As mentioned, I read this book several years ago and so this was sort of a refresher for me. I firmly believe that Lombardi was a great coach and his ideals and beliefs can go a long way toward helping one run a team, no matter the age, in an effective manner. Lombardi led by example and there was no “BS.” After all, with the latter, players sniff out a liar or non truths. As one person who read the book and reviewed it wrote,
You must lead by being the best version of yourselves. True leaders are unique and uniqueness comes from within
– Simen Karset @ Goodreads.com
The first line of this quote sums up Lombardi well. The best version of Lombardi was the person who gave his all to the job, put his players in the best position to succeed and in between, was a mentor and father like figure. People respected his “no bs” demenor and that is a part of what made him successful.
In looking at my Kindle Library (yes, I read books from time to time), I also have read three other books about Vince. One is the 26 lessons from Vince Lombardi and these lessons are all over this book (I suspect one was a repost of the other). They are as follows (as originally posted in success magazine).
My two favorite rules are “think big picture” and “build confidence.” Why? Well, when one thinks “big picture,” they are trying to grow piece by piece sacrificing successes in the short term for consistent success over the long haul. Sure, one can go for a PR each time running but the chance of injury rises. Yes, perhaps the runner gets a PR by running many levels faster than their body can handle, but that might be the last “PR” that such a runner sees. For the one thinking long term, on the other hand, the LT runner builds up to the point that getting the PR is not such a stretch and massive beating on the body. They push harder but in the end, they are walking off the route, ready for the next race – and more opportunities for more PR’s!
With “building confidence,” let’s review our two runners again. The first runner, going for broke, might not be prepared for the race and all the surprises that come with races (terrain, weather, etc). The runner is throwing caution to the wind and “going for it!” The second runner, who again is preparing the body for consistent PR’s, plans for the unexpected in his/her training and when surprise happens, the preparation kicks in and the runner can adapt. This preparation was a hallmark trait of Lombardi and when he lead with a confident look and prepared his players well, confidence among the players rose. He showed them that he believed in them and in turn, they began to believe in themselves. Preparation for a runner leads one to be more confident that the obstacles are easily bearable and with long term prep, the PRs become commonplace.
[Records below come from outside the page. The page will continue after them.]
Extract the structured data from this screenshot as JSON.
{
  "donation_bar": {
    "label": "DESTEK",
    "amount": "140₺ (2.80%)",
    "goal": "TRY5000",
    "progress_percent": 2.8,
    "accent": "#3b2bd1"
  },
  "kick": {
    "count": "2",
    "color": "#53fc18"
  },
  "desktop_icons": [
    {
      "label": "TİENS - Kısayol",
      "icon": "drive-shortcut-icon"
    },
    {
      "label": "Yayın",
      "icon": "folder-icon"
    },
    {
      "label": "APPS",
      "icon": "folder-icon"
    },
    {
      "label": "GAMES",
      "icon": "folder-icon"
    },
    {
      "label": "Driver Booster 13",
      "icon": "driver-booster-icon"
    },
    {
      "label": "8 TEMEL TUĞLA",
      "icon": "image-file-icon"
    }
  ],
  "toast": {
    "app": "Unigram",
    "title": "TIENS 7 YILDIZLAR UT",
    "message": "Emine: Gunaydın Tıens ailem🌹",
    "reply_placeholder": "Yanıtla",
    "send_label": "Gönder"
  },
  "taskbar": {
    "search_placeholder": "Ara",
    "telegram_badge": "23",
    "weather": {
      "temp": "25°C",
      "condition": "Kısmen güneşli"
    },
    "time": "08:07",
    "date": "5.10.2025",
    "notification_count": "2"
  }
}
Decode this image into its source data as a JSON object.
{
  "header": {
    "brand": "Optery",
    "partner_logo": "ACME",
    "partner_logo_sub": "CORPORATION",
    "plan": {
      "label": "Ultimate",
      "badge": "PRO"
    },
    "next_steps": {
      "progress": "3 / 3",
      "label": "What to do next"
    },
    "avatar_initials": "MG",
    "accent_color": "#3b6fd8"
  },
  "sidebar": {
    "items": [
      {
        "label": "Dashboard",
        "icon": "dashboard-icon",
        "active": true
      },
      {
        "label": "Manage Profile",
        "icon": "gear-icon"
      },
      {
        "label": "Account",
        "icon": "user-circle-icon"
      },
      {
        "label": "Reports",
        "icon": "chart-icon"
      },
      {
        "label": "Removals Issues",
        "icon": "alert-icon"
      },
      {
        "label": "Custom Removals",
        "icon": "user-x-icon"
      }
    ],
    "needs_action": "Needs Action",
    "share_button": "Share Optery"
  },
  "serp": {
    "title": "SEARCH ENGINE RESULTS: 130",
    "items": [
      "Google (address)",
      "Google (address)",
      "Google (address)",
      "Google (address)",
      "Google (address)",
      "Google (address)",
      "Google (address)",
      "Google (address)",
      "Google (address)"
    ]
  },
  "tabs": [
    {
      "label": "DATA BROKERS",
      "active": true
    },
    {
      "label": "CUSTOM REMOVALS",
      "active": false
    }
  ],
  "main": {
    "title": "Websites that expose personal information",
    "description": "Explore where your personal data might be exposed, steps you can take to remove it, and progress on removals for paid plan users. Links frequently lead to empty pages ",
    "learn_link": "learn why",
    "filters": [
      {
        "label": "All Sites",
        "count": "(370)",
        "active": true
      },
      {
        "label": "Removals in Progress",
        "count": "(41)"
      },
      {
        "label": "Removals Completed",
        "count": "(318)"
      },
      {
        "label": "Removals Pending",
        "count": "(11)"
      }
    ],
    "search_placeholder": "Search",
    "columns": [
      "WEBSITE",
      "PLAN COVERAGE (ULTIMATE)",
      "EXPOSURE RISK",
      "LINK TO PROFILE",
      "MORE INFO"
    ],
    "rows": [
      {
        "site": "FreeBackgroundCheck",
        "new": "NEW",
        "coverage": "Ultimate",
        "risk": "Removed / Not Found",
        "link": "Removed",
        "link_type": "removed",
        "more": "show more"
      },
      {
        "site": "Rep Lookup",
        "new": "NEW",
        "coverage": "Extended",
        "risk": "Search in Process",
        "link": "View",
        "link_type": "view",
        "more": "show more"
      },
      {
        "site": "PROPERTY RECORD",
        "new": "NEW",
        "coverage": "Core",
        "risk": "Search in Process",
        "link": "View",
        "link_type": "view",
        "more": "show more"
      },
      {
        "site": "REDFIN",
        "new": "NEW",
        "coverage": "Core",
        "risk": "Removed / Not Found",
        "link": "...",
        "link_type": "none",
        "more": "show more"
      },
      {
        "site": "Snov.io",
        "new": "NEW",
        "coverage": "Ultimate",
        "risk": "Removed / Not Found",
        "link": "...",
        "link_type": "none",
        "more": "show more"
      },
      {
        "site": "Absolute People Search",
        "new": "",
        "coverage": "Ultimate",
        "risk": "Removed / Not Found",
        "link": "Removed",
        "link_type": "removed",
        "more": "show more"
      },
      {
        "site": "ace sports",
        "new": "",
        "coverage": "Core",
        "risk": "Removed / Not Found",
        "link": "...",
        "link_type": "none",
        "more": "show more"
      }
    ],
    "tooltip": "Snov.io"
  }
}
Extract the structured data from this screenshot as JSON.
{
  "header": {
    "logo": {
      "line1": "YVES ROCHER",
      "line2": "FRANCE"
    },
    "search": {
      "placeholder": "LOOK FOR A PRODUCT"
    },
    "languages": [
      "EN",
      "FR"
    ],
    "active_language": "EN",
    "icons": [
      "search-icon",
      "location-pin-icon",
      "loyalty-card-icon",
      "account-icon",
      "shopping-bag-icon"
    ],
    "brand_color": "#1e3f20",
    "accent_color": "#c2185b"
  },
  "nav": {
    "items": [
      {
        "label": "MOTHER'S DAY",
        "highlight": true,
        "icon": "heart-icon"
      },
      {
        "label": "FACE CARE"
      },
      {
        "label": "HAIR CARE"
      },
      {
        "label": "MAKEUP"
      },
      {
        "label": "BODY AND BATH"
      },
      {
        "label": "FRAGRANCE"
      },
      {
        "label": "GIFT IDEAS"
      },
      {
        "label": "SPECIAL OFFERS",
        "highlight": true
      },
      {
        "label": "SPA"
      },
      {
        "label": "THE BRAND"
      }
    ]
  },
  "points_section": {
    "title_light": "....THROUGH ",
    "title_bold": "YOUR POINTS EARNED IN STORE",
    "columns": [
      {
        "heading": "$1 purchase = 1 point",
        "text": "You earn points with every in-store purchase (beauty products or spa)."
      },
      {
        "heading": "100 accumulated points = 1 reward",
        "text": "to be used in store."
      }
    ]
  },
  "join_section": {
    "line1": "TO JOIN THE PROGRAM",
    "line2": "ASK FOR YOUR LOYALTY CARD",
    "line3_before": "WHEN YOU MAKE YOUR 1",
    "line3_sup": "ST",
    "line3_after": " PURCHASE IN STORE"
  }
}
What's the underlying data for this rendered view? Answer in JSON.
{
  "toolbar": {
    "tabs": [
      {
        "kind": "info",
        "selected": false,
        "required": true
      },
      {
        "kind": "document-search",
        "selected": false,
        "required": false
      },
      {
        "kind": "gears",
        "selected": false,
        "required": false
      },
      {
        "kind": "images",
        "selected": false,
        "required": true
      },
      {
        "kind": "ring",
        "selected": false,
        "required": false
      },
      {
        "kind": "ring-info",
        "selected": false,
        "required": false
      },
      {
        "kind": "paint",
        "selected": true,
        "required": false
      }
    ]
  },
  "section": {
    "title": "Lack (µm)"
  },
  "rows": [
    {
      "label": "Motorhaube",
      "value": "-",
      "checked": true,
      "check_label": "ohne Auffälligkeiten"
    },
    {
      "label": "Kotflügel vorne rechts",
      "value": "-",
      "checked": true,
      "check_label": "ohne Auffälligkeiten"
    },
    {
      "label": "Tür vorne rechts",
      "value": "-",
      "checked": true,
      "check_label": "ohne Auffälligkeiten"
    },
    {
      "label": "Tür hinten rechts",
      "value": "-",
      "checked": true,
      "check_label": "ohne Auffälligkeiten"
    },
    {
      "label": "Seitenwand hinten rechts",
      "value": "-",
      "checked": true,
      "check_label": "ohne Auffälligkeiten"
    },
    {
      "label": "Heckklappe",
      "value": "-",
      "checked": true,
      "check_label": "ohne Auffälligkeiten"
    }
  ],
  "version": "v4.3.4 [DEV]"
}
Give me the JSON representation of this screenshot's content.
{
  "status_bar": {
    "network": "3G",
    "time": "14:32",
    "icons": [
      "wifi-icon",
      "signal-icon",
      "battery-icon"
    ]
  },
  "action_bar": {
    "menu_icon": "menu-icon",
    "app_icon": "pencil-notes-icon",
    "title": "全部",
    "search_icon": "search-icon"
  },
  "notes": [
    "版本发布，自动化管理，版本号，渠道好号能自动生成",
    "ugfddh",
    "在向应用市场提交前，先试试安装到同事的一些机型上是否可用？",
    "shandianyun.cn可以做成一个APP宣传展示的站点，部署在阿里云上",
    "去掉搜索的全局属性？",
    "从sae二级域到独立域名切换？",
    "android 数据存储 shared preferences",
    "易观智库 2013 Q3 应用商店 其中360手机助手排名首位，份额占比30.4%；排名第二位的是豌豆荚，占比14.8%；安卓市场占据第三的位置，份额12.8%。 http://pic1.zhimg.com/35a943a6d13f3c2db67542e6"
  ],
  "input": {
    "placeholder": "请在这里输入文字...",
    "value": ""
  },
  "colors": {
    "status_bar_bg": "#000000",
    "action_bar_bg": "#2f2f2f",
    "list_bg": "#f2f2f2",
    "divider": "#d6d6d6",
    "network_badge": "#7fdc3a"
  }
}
Summing it Up
My view of this book is split. I very much subscribe to the ideal’s and lessons of Vince Lombardi. On the other hand, I cannot stand his son narrating this book. “My dad” is mentioned too often for my liking. Also, the son’s opinion does not matter to me much…yet he does add his own thoughts. In the end, my grade for Lombardi would be ⭐️⭐️⭐️⭐️⭐️ but for the books audio or presentation would only get a ⭐️⭐️ (both out of 5). From a running a listening standpoint, the lack of any excitement in this book kind of makes this book great from a knowledge standpoint but that is about it.
Well, there is book review one of 2016! More to follow in the next few weeks. Thank you for reading! – BM